(Former managing director for Standard & Poor’s) Frank Raiter said management placed increasing pressure on analysts to earn fees by attracting business from banks…
Raiter said analysts felt they faced a choice: Keep giving inflated ratings or quit their jobs.”
… from the Association Press article: Lawmakers turn to credit raters, prepare overhaul
When investors can’t trust the “most respected ratings firms in the world”, what are they to do?
Finally we have acknowledgment in the United States Senate Committee Hearings by executives of Standard and Poor’s that their integrity and independence was bought and sold like fish at Oistins.
Standard and Poor? Yes, that is both the name and quality of independence and integrity.
Does this mean that when the The Economist says that Barbados is high on the transparency index that everyone else is that much more corrupt – or rather that The Economist’s clients can’t afford another financial meltdown? Maybe it means both!
And then there are the pronouncements of the IMF – International Monetary Fund – the body that has countries as its members. Can we believe the IMF? Can we believe Moody’s? Standard & Poor’s?
No matter their level of experience and sophistication, how is an investor to know when the ratings organisations are shining them on?

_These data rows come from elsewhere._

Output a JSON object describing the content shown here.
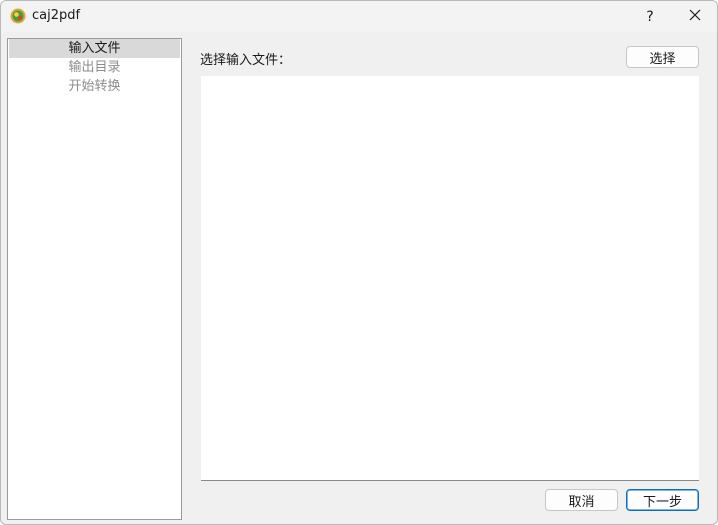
{
  "window": {
    "title": "caj2pdf",
    "help_label": "?"
  },
  "sidebar": {
    "items": [
      {
        "label": "输入文件",
        "active": true
      },
      {
        "label": "输出目录",
        "active": false
      },
      {
        "label": "开始转换",
        "active": false
      }
    ]
  },
  "main": {
    "select_label": "选择输入文件：",
    "choose_button": "选择",
    "file_list": []
  },
  "footer": {
    "cancel_button": "取消",
    "next_button": "下一步"
  },
  "colors": {
    "accent": "#0f6cbd",
    "active_item_bg": "#d9d9d9",
    "inactive_text": "#8c8c8c"
  }
}
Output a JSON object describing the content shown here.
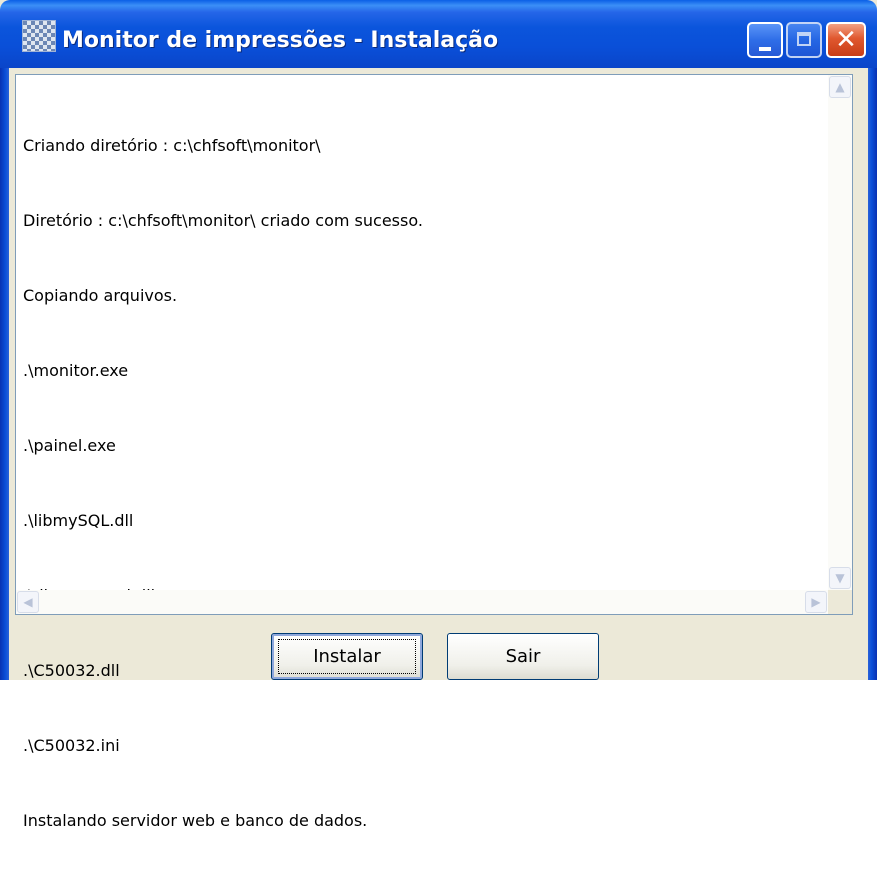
{
  "window": {
    "title": "Monitor de impressões - Instalação"
  },
  "log": {
    "lines": [
      "Criando diretório : c:\\chfsoft\\monitor\\",
      "Diretório : c:\\chfsoft\\monitor\\ criado com sucesso.",
      "Copiando arquivos.",
      ".\\monitor.exe",
      ".\\painel.exe",
      ".\\libmySQL.dll",
      ".\\dbexpmysql.dll",
      ".\\C50032.dll",
      ".\\C50032.ini",
      "Instalando servidor web e banco de dados."
    ]
  },
  "buttons": {
    "install_label": "Instalar",
    "exit_label": "Sair"
  },
  "icons": {
    "app": "app-icon",
    "minimize": "minimize-icon",
    "maximize": "maximize-icon",
    "close": "close-icon"
  },
  "colors": {
    "titlebar": "#0a4fd8",
    "close_button": "#e0582f",
    "window_bg": "#ece9d8"
  }
}
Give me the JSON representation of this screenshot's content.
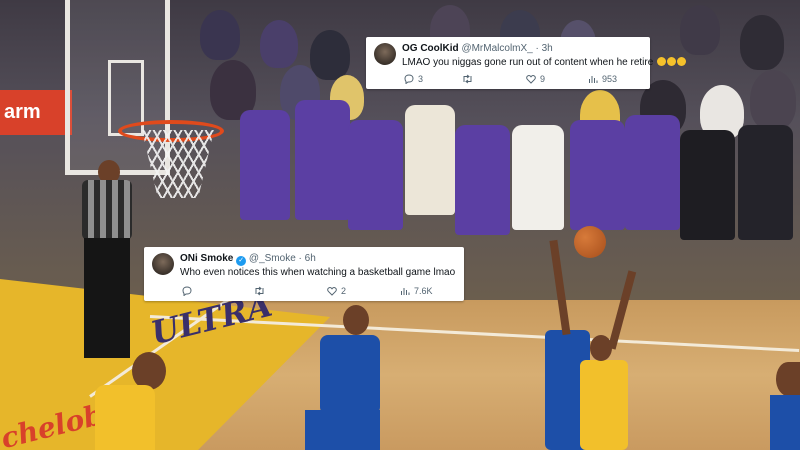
{
  "scene": {
    "ad_board_text": "arm",
    "court_text_ultra": "ULTRA",
    "court_text_side": "chelob"
  },
  "tweet_top": {
    "display_name": "OG CoolKid",
    "handle": "@MrMalcolmX_",
    "time": "· 3h",
    "text": "LMAO you niggas gone run out of content when he retire",
    "replies": "3",
    "retweets": "",
    "likes": "9",
    "views": "953",
    "icons": [
      "reply-icon",
      "retweet-icon",
      "heart-icon",
      "views-icon"
    ]
  },
  "tweet_bottom": {
    "display_name": "ONi Smoke",
    "handle": "@_Smoke",
    "time": "· 6h",
    "text": "Who even notices this when watching a basketball game lmao",
    "replies": "",
    "retweets": "",
    "likes": "2",
    "views": "7.6K",
    "icons": [
      "reply-icon",
      "retweet-icon",
      "heart-icon",
      "views-icon"
    ]
  },
  "colors": {
    "lakers_purple": "#5b3fa3",
    "lakers_gold": "#f2c02b",
    "warriors_blue": "#1d4fa8",
    "verified_blue": "#1d9bf0"
  }
}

President Obama’s critical goal next week is financial regulation and he will try and get as tough a reform bill as possible. He will have to compromise somewhat but this is realism not a sell out. Something is going to give one way or the other but if the financial community doesn’t take this medicine it will be much much worse later on. Much worse.
Article and some quotes suggested by BFP reader Reality Check.